The Biden administration on Tuesday proposed three pilot programs aimed at lowering costs and improving access to drugs under Medicare and Medicaid, including gene therapies and medicines cleared via accelerated approval.
In the first program, the Centers for Medicare and Medicaid will test capping co-pays at $2 per month for commonly used generic drugs for chronic conditions. The other two would centralize outcomes-based agreements to improve access to expensive cell and gene therapies, and rework how CMS pays for certain drugs approved by the Food and Drug Administration on an accelerated basis “to encourage timely confirmatory trial completion.”
The payment models follow efforts begun last year to reduce Medicare drug costs through the Inflation Reduction Act, which gave CMS the ability to negotiate prices for a select number of Medicare’s top-selling drugs that lack competition. President Joe Biden later signed an executive order that called for new healthcare payment and delivery models.
CMS said it would consult with the FDA on how to implement the pilot payment program for drugs with accelerated approvals in 2023 and launch it “as soon as feasible.”
The FDA’s accelerated approval program has been under increased scrutiny because of some drugmakers’ long delays in completing confirmatory trials.

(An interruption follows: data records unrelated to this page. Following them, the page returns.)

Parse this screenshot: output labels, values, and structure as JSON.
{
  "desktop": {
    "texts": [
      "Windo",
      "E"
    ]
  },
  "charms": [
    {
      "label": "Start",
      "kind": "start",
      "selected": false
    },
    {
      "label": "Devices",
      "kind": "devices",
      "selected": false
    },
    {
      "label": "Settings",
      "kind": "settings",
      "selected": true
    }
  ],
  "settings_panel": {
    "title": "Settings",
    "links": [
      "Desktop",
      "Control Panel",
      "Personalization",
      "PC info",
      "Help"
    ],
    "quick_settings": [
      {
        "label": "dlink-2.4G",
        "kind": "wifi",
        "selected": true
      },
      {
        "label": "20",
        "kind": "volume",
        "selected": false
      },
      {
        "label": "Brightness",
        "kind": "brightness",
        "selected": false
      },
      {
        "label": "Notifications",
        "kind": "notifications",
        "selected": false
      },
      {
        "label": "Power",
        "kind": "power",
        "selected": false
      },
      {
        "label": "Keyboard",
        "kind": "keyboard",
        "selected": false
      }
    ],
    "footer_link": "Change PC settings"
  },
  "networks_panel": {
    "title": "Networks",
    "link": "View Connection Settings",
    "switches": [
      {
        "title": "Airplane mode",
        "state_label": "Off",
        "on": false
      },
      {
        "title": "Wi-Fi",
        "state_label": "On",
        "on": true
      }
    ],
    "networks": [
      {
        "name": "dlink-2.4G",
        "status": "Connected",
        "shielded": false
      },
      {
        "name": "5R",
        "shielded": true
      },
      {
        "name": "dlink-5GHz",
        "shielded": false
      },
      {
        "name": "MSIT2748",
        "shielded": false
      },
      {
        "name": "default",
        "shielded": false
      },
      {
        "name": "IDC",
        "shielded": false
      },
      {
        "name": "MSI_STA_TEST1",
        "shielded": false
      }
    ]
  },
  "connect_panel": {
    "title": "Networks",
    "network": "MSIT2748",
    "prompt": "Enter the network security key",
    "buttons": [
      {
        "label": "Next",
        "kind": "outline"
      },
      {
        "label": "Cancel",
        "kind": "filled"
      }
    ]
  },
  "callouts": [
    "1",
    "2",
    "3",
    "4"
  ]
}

CMS said it will test making “targeted adjustments” to payments to incentivize manufacturers to finish the trials.
Many details are still unclear: “We're not able to say at this point exactly what those adjustments might look like,” CMS Administrator Chiquita Brooks-LaSure said on a press call Tuesday.
But the model could open a way to pay less for drugs that have obtained speedy approvals until further evidence proves their benefit, or to vary payment based on which disease they treat.
“Structured right, this CMS proposal could allow drug pricing to match the level of evidence; enabling patients to access breakthrough drugs earlier, at lower prices, and as stronger confirmatory clinical evidence emerges, permit prices [to] adjust to reflect the proof of wider benefit,” former FDA commissioner Scott Gottlieb wrote in a tweet.
The pilot program is separate from Medicare’s restrictive policy on Alzheimer’s drugs approved on an accelerated basis, which last year limited coverage to only people enrolled in a clinical trial. CMS has faced pressure from patient groups to reconsider the policy. On Tuesday, Brooks-LaSure reiterated the agency’s message last month that it may revisit the policy based on new information about the drugs, which include Eisai and Biogen’s recently OK’d treatment Leqembi.
“We continue to be open to hearing new data from manufacturers and advocates,” Brooks-LaSure said, adding that this class of drugs “is unique … our set of decisions around that don't necessarily reflect our views of accelerated approvals more generally.”
The pilot program for cell and gene therapies, meanwhile, would seek to improve access to these one-time treatments, which can cost more than $1 million but promise many years of benefit.
CMS would attempt to set up multi-state agreements with manufacturers, allow it to pool states’ bargaining power and better link payments to outcomes. The models could be announced by 2024 or 2025 and launched as early as 2026, starting within Medicaid and likely targeted to a single disorder such as sickle cell disease.
The $2 copay model — similar to practices by retail pharmacy chains to offer a list of drugs at low-cost, fixed prices — would include about 150 generic medicines used to treat chronic conditions like hypertension for those enrolled in one of Medicare’s drug plans.